Florida is a beautiful state, but an insidious threat lurks beneath our sunny skies: greenhouse gases. The biggest source of these gases is the combustion of fossil fuels, according to the Florida Department of Environmental Protection. Combustion from cars and other vehicles makes up a vast portion of this amount.
If you think you need to drive a car or truck to commute to work, think again. In warm states like Florida, motorcycles are a viable and eco-friendly alternative. They’re more fuel-efficient than cars, which saves you money on gas and reduces the emission of greenhouse gases. This makes them ideal for people who are looking for a green and affordable way to get to work, especially if public transit isn’t good in your area.
Things to Consider
- To begin with, what type of bike should you get? While the big Harleys are alluring, the large models aren’t that more efficient than a compact automobile. According to The Dollar Stretcher, those looking for a fuel-efficient motorcycle should be prepared to give up some power and weight in exchange for its eco- and budget-friendly values.
- The upfront costs are another aspect of getting started. Along with the machine itself, you’ll need the proper clothing, insurance and possibly a motorcycle training course. While the cost of these things can add up, they are generally cheaper than buying a car, if you choose a modest bike.
- The South Florida rains are another consideration. Sudden, daily torrential cloudbursts are a signature feature in South Florida, especially from late spring to early fall. You’ll want to invest in excellent rain gear and good tires. Make sure your helmet protects your eyes from the rain and apply Rain-X to the visor to maintain good visibility.
Is a Motorcycle Practical for Commuting?
Yes. Motorcycle fans have devised ways to handle every practical consideration of using a bike for getting to work and back. You can use a backpack or but specialized motorcycle accessories from BikeBandit that make it easy to carry laptops, briefcases, lunches and other work-related items. If you’re worried about ruining your work clothes, take a tip from experienced city commuters and bring your fancy clothes with you in your bike’s luggage, and wear a weatherproof outfit for the actual ride.

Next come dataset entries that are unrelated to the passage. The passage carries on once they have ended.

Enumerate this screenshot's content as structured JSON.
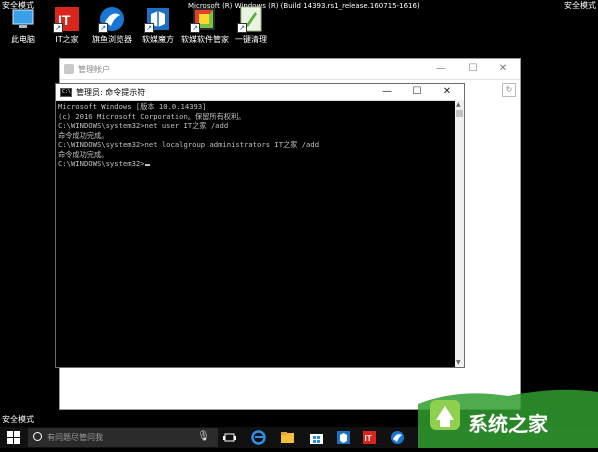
{
  "desktop": {
    "safe_mode_top_left": "安全模式",
    "safe_mode_top_right": "安全模式",
    "safe_mode_bottom_left": "安全模式",
    "build_text": "Microsoft (R) Windows (R) (Build 14393.rs1_release.160715-1616)",
    "icons": [
      {
        "label": "此电脑",
        "icon": "this-pc-icon"
      },
      {
        "label": "IT之家",
        "icon": "ithome-icon"
      },
      {
        "label": "旗鱼浏览器",
        "icon": "browser-icon"
      },
      {
        "label": "软媒魔方",
        "icon": "rubik-cube-icon"
      },
      {
        "label": "软媒软件管家",
        "icon": "software-manager-icon"
      },
      {
        "label": "一键清理",
        "icon": "cleaner-icon"
      }
    ]
  },
  "bg_window": {
    "title": "管理帐户"
  },
  "cmd_window": {
    "title": "管理员: 命令提示符",
    "lines": [
      "Microsoft Windows [版本 10.0.14393]",
      "(c) 2016 Microsoft Corporation。保留所有权利。",
      "",
      "C:\\WINDOWS\\system32>net user IT之家 /add",
      "命令成功完成。",
      "",
      "",
      "C:\\WINDOWS\\system32>net localgroup administrators IT之家 /add",
      "命令成功完成。",
      "",
      "",
      "C:\\WINDOWS\\system32>"
    ]
  },
  "taskbar": {
    "search_placeholder": "有问题尽管问我",
    "items": [
      "start-icon",
      "microphone-icon",
      "task-view-icon",
      "edge-icon",
      "file-explorer-icon",
      "store-icon",
      "cube-app-icon",
      "ithome-app-icon",
      "browser-app-icon"
    ]
  },
  "watermark": {
    "text": "系统之家"
  }
}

To pack clothes so they don’t wrinkle, the travel experts at Fodor’s suggest you roll your T-shirts and use a square-fold for dress shirts. If you put your clothing into plastic dry-cleaning bags inside your luggage, you’ll reduce friction and, therefore, wrinkles.

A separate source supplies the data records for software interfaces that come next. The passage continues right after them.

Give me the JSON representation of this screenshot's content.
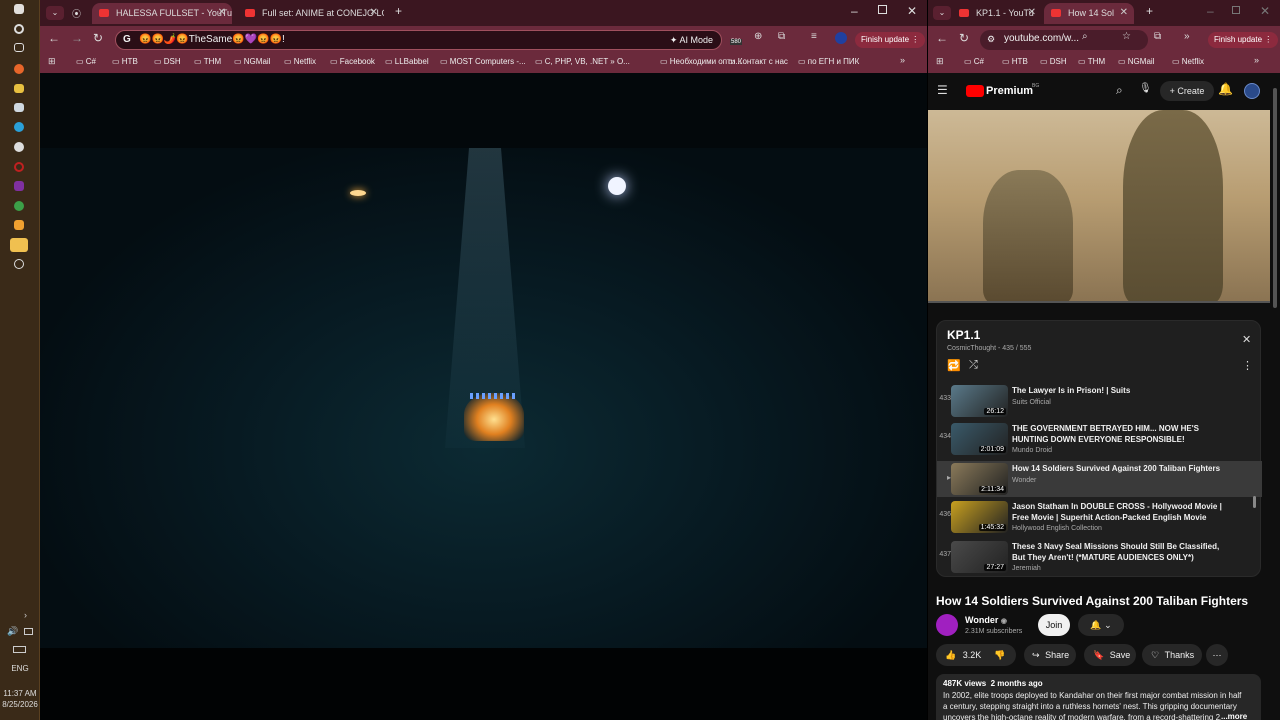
{
  "taskbar": {
    "time": "11:37 AM",
    "date": "8/25/2026",
    "lang": "ENG"
  },
  "left_window": {
    "tabs": [
      {
        "label": "HALESSA FULLSET - YouTu"
      },
      {
        "label": "Full set: ANIME at CONEJO LO"
      }
    ],
    "address": "😡😡🌶️😡TheSame😡💜😡😡!",
    "ai_mode": "AI Mode",
    "badge_count": "580",
    "finish_update": "Finish update",
    "bookmarks": [
      "C#",
      "НТВ",
      "DSH",
      "ТНМ",
      "NGMail",
      "Netflix",
      "Facebook",
      "LLBabbel",
      "MOST Computers -...",
      "C, PHP, VB, .NET » O...",
      "Необходими опти...",
      "Контакт с нас",
      "по ЕГН и ПИК"
    ]
  },
  "right_window": {
    "tabs": [
      {
        "label": "KP1.1 - YouTu"
      },
      {
        "label": "How 14 Sol"
      }
    ],
    "url": "youtube.com/w...",
    "finish_update": "Finish update",
    "bookmarks": [
      "C#",
      "НТВ",
      "DSH",
      "ТНМ",
      "NGMail",
      "Netflix"
    ],
    "yt": {
      "brand": "Premium",
      "region": "BG",
      "create": "Create"
    },
    "playlist": {
      "title": "KP1.1",
      "meta": "CosmicThought - 435 / 555",
      "items": [
        {
          "num": "433",
          "title": "The Lawyer Is in Prison! | Suits",
          "channel": "Suits Official",
          "duration": "26:12",
          "color": "#5a7a8a"
        },
        {
          "num": "434",
          "title": "THE GOVERNMENT BETRAYED HIM... NOW HE'S HUNTING DOWN EVERYONE RESPONSIBLE!",
          "channel": "Mundo Droid",
          "duration": "2:01:09",
          "color": "#3a5a6a"
        },
        {
          "num": "",
          "title": "How 14 Soldiers Survived Against 200 Taliban Fighters",
          "channel": "Wonder",
          "duration": "2:11:34",
          "color": "#8a7a5a"
        },
        {
          "num": "436",
          "title": "Jason Statham In DOUBLE CROSS - Hollywood Movie | Free Movie | Superhit Action-Packed English Movie",
          "channel": "Hollywood English Collection",
          "duration": "1:45:32",
          "color": "#c8a020"
        },
        {
          "num": "437",
          "title": "These 3 Navy Seal Missions Should Still Be Classified, But They Aren't! (*MATURE AUDIENCES ONLY*)",
          "channel": "Jeremiah",
          "duration": "27:27",
          "color": "#4a4a4a"
        }
      ]
    },
    "video": {
      "title": "How 14 Soldiers Survived Against 200 Taliban Fighters",
      "channel": "Wonder",
      "subs": "2.31M subscribers",
      "join": "Join",
      "likes": "3.2K",
      "share": "Share",
      "save": "Save",
      "thanks": "Thanks",
      "views": "487K views  2 months ago",
      "desc": "In 2002, elite troops deployed to Kandahar on their first major combat mission in half a century, stepping straight into a ruthless hornets' nest. This gripping documentary uncovers the high-octane reality of modern warfare, from a record-shattering 2.43...",
      "more": "...more"
    }
  }
}
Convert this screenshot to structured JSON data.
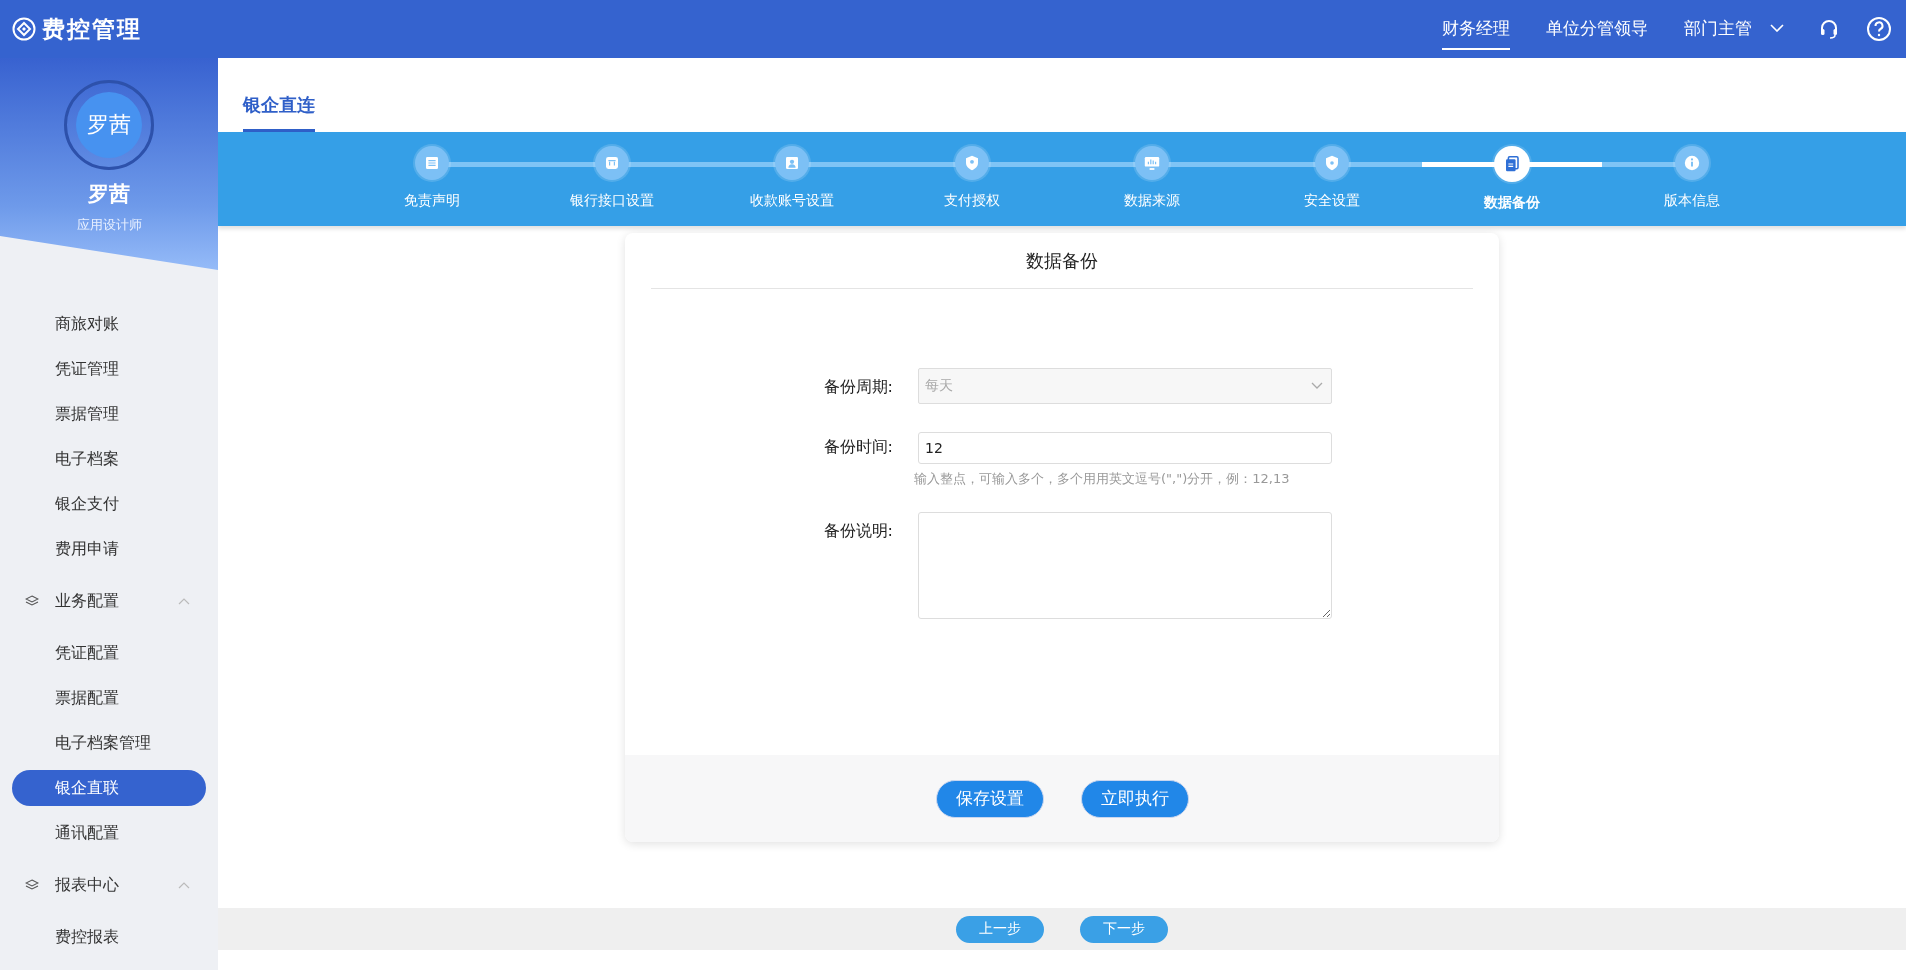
{
  "app": {
    "title": "费控管理"
  },
  "top_nav": {
    "roles": [
      {
        "label": "财务经理",
        "selected": true,
        "dropdown": false
      },
      {
        "label": "单位分管领导",
        "selected": false,
        "dropdown": false
      },
      {
        "label": "部门主管",
        "selected": false,
        "dropdown": true
      }
    ]
  },
  "user": {
    "avatar_text": "罗茜",
    "name": "罗茜",
    "role": "应用设计师"
  },
  "sidebar": {
    "items": [
      {
        "label": "商旅对账",
        "selected": false
      },
      {
        "label": "凭证管理",
        "selected": false
      },
      {
        "label": "票据管理",
        "selected": false
      },
      {
        "label": "电子档案",
        "selected": false
      },
      {
        "label": "银企支付",
        "selected": false
      },
      {
        "label": "费用申请",
        "selected": false
      },
      {
        "label": "业务配置",
        "selected": false,
        "expanded": true,
        "children": [
          {
            "label": "凭证配置",
            "selected": false
          },
          {
            "label": "票据配置",
            "selected": false
          },
          {
            "label": "电子档案管理",
            "selected": false
          },
          {
            "label": "银企直联",
            "selected": true
          },
          {
            "label": "通讯配置",
            "selected": false
          }
        ]
      },
      {
        "label": "报表中心",
        "selected": false,
        "expanded": true,
        "children": [
          {
            "label": "费控报表",
            "selected": false
          }
        ]
      }
    ]
  },
  "page": {
    "tabs": [
      {
        "label": "银企直连",
        "selected": true
      }
    ]
  },
  "steps": [
    {
      "label": "免责声明",
      "selected": false
    },
    {
      "label": "银行接口设置",
      "selected": false
    },
    {
      "label": "收款账号设置",
      "selected": false
    },
    {
      "label": "支付授权",
      "selected": false
    },
    {
      "label": "数据来源",
      "selected": false
    },
    {
      "label": "安全设置",
      "selected": false
    },
    {
      "label": "数据备份",
      "selected": true
    },
    {
      "label": "版本信息",
      "selected": false
    }
  ],
  "card": {
    "title": "数据备份",
    "fields": [
      {
        "kind": "select",
        "label": "备份周期:",
        "value": "每天",
        "disabled": true
      },
      {
        "kind": "input",
        "label": "备份时间:",
        "value": "12",
        "hint": "输入整点，可输入多个，多个用用英文逗号(\",\")分开，例：12,13"
      },
      {
        "kind": "textarea",
        "label": "备份说明:"
      }
    ],
    "buttons": [
      "保存设置",
      "立即执行"
    ]
  },
  "footer_buttons": [
    "上一步",
    "下一步"
  ]
}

What About the Radio?
You don’t have to give up this pleasure when you hop on a motorcycle. Some models have excellent entertainment systems, and you can purchase a helmet that comes with a radio built in.

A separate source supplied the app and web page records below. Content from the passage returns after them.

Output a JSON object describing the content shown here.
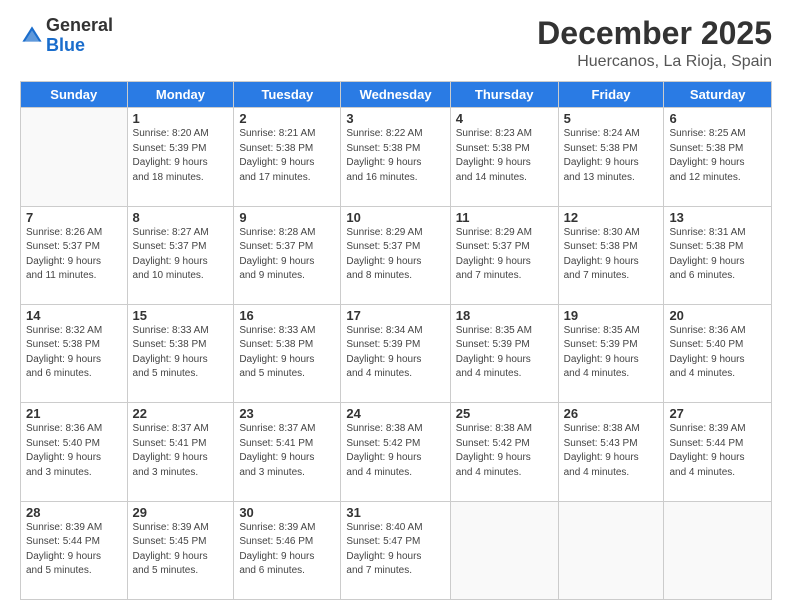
{
  "header": {
    "logo_general": "General",
    "logo_blue": "Blue",
    "month": "December 2025",
    "location": "Huercanos, La Rioja, Spain"
  },
  "days_of_week": [
    "Sunday",
    "Monday",
    "Tuesday",
    "Wednesday",
    "Thursday",
    "Friday",
    "Saturday"
  ],
  "weeks": [
    [
      {
        "day": "",
        "info": ""
      },
      {
        "day": "1",
        "info": "Sunrise: 8:20 AM\nSunset: 5:39 PM\nDaylight: 9 hours\nand 18 minutes."
      },
      {
        "day": "2",
        "info": "Sunrise: 8:21 AM\nSunset: 5:38 PM\nDaylight: 9 hours\nand 17 minutes."
      },
      {
        "day": "3",
        "info": "Sunrise: 8:22 AM\nSunset: 5:38 PM\nDaylight: 9 hours\nand 16 minutes."
      },
      {
        "day": "4",
        "info": "Sunrise: 8:23 AM\nSunset: 5:38 PM\nDaylight: 9 hours\nand 14 minutes."
      },
      {
        "day": "5",
        "info": "Sunrise: 8:24 AM\nSunset: 5:38 PM\nDaylight: 9 hours\nand 13 minutes."
      },
      {
        "day": "6",
        "info": "Sunrise: 8:25 AM\nSunset: 5:38 PM\nDaylight: 9 hours\nand 12 minutes."
      }
    ],
    [
      {
        "day": "7",
        "info": "Sunrise: 8:26 AM\nSunset: 5:37 PM\nDaylight: 9 hours\nand 11 minutes."
      },
      {
        "day": "8",
        "info": "Sunrise: 8:27 AM\nSunset: 5:37 PM\nDaylight: 9 hours\nand 10 minutes."
      },
      {
        "day": "9",
        "info": "Sunrise: 8:28 AM\nSunset: 5:37 PM\nDaylight: 9 hours\nand 9 minutes."
      },
      {
        "day": "10",
        "info": "Sunrise: 8:29 AM\nSunset: 5:37 PM\nDaylight: 9 hours\nand 8 minutes."
      },
      {
        "day": "11",
        "info": "Sunrise: 8:29 AM\nSunset: 5:37 PM\nDaylight: 9 hours\nand 7 minutes."
      },
      {
        "day": "12",
        "info": "Sunrise: 8:30 AM\nSunset: 5:38 PM\nDaylight: 9 hours\nand 7 minutes."
      },
      {
        "day": "13",
        "info": "Sunrise: 8:31 AM\nSunset: 5:38 PM\nDaylight: 9 hours\nand 6 minutes."
      }
    ],
    [
      {
        "day": "14",
        "info": "Sunrise: 8:32 AM\nSunset: 5:38 PM\nDaylight: 9 hours\nand 6 minutes."
      },
      {
        "day": "15",
        "info": "Sunrise: 8:33 AM\nSunset: 5:38 PM\nDaylight: 9 hours\nand 5 minutes."
      },
      {
        "day": "16",
        "info": "Sunrise: 8:33 AM\nSunset: 5:38 PM\nDaylight: 9 hours\nand 5 minutes."
      },
      {
        "day": "17",
        "info": "Sunrise: 8:34 AM\nSunset: 5:39 PM\nDaylight: 9 hours\nand 4 minutes."
      },
      {
        "day": "18",
        "info": "Sunrise: 8:35 AM\nSunset: 5:39 PM\nDaylight: 9 hours\nand 4 minutes."
      },
      {
        "day": "19",
        "info": "Sunrise: 8:35 AM\nSunset: 5:39 PM\nDaylight: 9 hours\nand 4 minutes."
      },
      {
        "day": "20",
        "info": "Sunrise: 8:36 AM\nSunset: 5:40 PM\nDaylight: 9 hours\nand 4 minutes."
      }
    ],
    [
      {
        "day": "21",
        "info": "Sunrise: 8:36 AM\nSunset: 5:40 PM\nDaylight: 9 hours\nand 3 minutes."
      },
      {
        "day": "22",
        "info": "Sunrise: 8:37 AM\nSunset: 5:41 PM\nDaylight: 9 hours\nand 3 minutes."
      },
      {
        "day": "23",
        "info": "Sunrise: 8:37 AM\nSunset: 5:41 PM\nDaylight: 9 hours\nand 3 minutes."
      },
      {
        "day": "24",
        "info": "Sunrise: 8:38 AM\nSunset: 5:42 PM\nDaylight: 9 hours\nand 4 minutes."
      },
      {
        "day": "25",
        "info": "Sunrise: 8:38 AM\nSunset: 5:42 PM\nDaylight: 9 hours\nand 4 minutes."
      },
      {
        "day": "26",
        "info": "Sunrise: 8:38 AM\nSunset: 5:43 PM\nDaylight: 9 hours\nand 4 minutes."
      },
      {
        "day": "27",
        "info": "Sunrise: 8:39 AM\nSunset: 5:44 PM\nDaylight: 9 hours\nand 4 minutes."
      }
    ],
    [
      {
        "day": "28",
        "info": "Sunrise: 8:39 AM\nSunset: 5:44 PM\nDaylight: 9 hours\nand 5 minutes."
      },
      {
        "day": "29",
        "info": "Sunrise: 8:39 AM\nSunset: 5:45 PM\nDaylight: 9 hours\nand 5 minutes."
      },
      {
        "day": "30",
        "info": "Sunrise: 8:39 AM\nSunset: 5:46 PM\nDaylight: 9 hours\nand 6 minutes."
      },
      {
        "day": "31",
        "info": "Sunrise: 8:40 AM\nSunset: 5:47 PM\nDaylight: 9 hours\nand 7 minutes."
      },
      {
        "day": "",
        "info": ""
      },
      {
        "day": "",
        "info": ""
      },
      {
        "day": "",
        "info": ""
      }
    ]
  ]
}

With all of the benefits of motorcycles, there’s really no reason to stick to an emission-spewing automobile.